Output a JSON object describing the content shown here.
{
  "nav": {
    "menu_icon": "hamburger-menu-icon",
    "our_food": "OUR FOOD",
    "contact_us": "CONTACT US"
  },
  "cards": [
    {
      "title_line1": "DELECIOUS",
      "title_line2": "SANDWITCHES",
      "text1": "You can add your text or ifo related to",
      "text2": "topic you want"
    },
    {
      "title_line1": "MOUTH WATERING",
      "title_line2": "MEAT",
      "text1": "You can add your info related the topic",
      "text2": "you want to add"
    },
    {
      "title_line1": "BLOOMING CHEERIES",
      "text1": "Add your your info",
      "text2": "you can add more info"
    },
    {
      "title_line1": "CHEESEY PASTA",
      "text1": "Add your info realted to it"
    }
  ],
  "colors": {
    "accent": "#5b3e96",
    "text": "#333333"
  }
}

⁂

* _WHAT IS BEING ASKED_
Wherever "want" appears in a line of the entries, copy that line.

* _OUTPUT OF THE TASK_
      "text2": "topic you want"
      "text2": "you want to add"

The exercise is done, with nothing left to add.